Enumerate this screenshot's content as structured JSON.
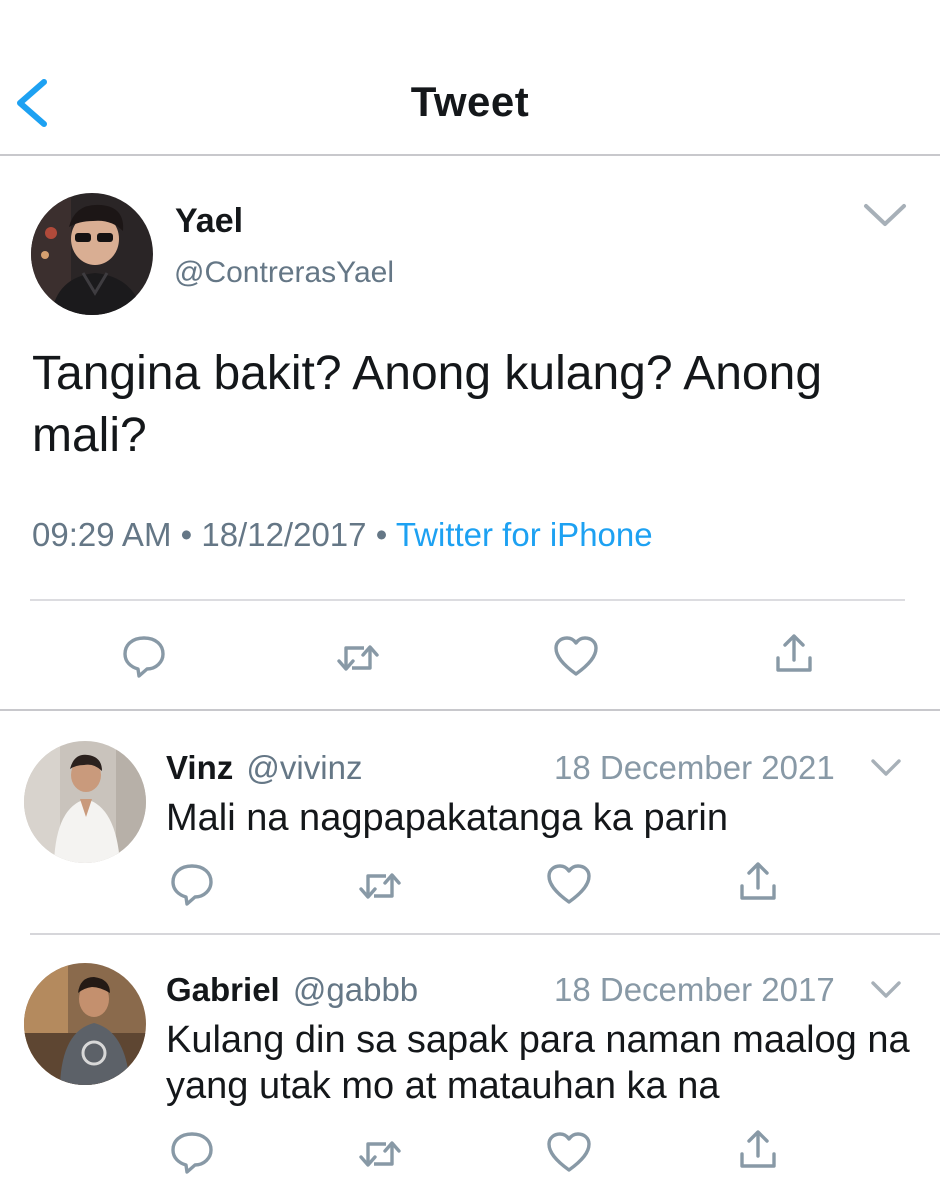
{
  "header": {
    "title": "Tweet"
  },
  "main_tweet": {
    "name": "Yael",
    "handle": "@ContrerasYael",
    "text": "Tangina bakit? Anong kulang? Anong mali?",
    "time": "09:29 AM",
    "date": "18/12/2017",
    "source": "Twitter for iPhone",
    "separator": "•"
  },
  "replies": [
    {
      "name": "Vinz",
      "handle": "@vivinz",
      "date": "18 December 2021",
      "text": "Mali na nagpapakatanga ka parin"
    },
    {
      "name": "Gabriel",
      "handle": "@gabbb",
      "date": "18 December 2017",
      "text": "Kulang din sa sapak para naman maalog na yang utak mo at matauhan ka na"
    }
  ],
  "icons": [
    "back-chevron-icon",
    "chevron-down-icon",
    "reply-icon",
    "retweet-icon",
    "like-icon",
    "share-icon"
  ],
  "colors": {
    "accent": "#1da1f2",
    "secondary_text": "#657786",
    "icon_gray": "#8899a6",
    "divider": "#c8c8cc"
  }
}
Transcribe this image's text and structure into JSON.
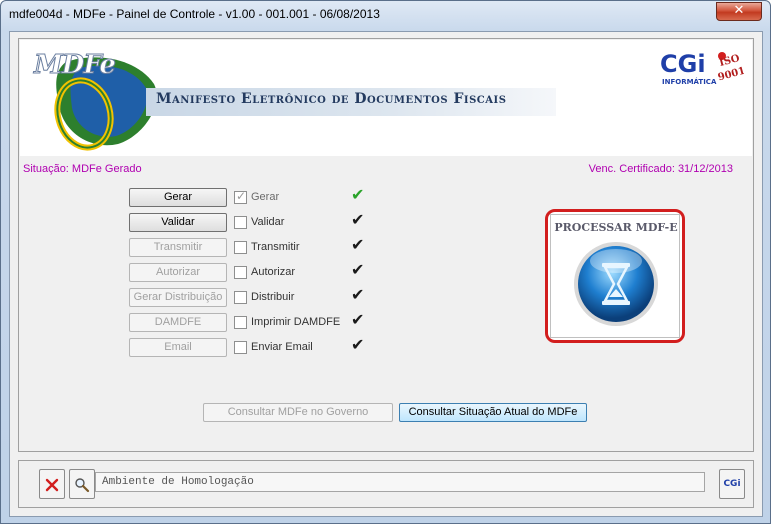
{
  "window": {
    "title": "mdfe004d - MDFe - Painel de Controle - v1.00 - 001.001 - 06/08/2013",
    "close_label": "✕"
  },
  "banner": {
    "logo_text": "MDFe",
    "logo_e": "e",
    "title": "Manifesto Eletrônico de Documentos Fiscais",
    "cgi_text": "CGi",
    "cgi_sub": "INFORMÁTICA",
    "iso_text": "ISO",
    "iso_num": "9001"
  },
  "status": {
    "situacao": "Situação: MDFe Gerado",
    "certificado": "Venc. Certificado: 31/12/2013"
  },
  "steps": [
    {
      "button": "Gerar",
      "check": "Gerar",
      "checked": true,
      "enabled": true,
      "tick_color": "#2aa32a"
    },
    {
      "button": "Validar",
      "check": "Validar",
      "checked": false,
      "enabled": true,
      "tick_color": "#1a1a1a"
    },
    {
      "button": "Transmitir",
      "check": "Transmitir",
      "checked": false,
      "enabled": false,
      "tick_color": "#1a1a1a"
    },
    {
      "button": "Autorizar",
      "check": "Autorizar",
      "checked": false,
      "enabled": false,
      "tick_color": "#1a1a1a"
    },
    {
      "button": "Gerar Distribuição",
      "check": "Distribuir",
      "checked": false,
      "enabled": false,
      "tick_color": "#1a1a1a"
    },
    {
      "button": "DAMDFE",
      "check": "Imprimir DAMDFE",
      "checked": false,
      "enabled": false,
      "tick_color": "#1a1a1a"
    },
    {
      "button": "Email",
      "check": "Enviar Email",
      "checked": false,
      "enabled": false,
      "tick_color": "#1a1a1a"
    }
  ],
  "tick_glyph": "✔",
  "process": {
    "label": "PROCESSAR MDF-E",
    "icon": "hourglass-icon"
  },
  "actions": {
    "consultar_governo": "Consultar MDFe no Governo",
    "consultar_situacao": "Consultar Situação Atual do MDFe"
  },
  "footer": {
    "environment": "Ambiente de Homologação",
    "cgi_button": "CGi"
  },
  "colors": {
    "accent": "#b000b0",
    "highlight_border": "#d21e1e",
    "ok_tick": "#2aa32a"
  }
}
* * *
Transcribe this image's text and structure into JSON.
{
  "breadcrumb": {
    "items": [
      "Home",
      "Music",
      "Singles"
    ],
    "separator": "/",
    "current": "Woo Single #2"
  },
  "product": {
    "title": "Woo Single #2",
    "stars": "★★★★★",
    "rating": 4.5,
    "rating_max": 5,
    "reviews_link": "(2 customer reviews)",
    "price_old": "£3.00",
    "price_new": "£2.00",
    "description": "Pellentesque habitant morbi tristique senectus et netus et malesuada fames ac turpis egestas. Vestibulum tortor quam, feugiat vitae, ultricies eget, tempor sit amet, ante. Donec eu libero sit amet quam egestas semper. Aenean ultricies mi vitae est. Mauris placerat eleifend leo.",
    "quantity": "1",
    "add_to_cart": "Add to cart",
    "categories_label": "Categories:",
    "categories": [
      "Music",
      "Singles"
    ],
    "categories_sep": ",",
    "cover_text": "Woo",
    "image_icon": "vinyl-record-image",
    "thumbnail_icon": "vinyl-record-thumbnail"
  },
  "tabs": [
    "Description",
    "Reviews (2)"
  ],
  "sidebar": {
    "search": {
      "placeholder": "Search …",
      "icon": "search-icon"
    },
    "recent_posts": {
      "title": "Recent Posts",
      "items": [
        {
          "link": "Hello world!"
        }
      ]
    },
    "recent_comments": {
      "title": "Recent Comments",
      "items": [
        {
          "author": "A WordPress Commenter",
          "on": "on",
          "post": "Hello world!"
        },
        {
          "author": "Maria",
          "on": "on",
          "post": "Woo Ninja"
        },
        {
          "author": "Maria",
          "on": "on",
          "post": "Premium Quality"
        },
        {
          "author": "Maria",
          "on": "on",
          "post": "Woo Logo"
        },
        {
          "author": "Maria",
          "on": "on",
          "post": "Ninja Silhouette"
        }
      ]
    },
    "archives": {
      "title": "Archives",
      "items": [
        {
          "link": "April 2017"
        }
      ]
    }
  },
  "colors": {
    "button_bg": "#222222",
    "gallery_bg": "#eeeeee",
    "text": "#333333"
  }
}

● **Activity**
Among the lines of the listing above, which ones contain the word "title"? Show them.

● **Response below**
    "title": "Tweet"
    "title": "mdfe004d - MDFe - Painel de Controle - v1.00 - 001.001 - 06/08/2013",
    "title": "Manifesto Eletrônico de Documentos Fiscais",
    "title": "Woo Single #2",
      "title": "Recent Posts",
      "title": "Recent Comments",
      "title": "Archives",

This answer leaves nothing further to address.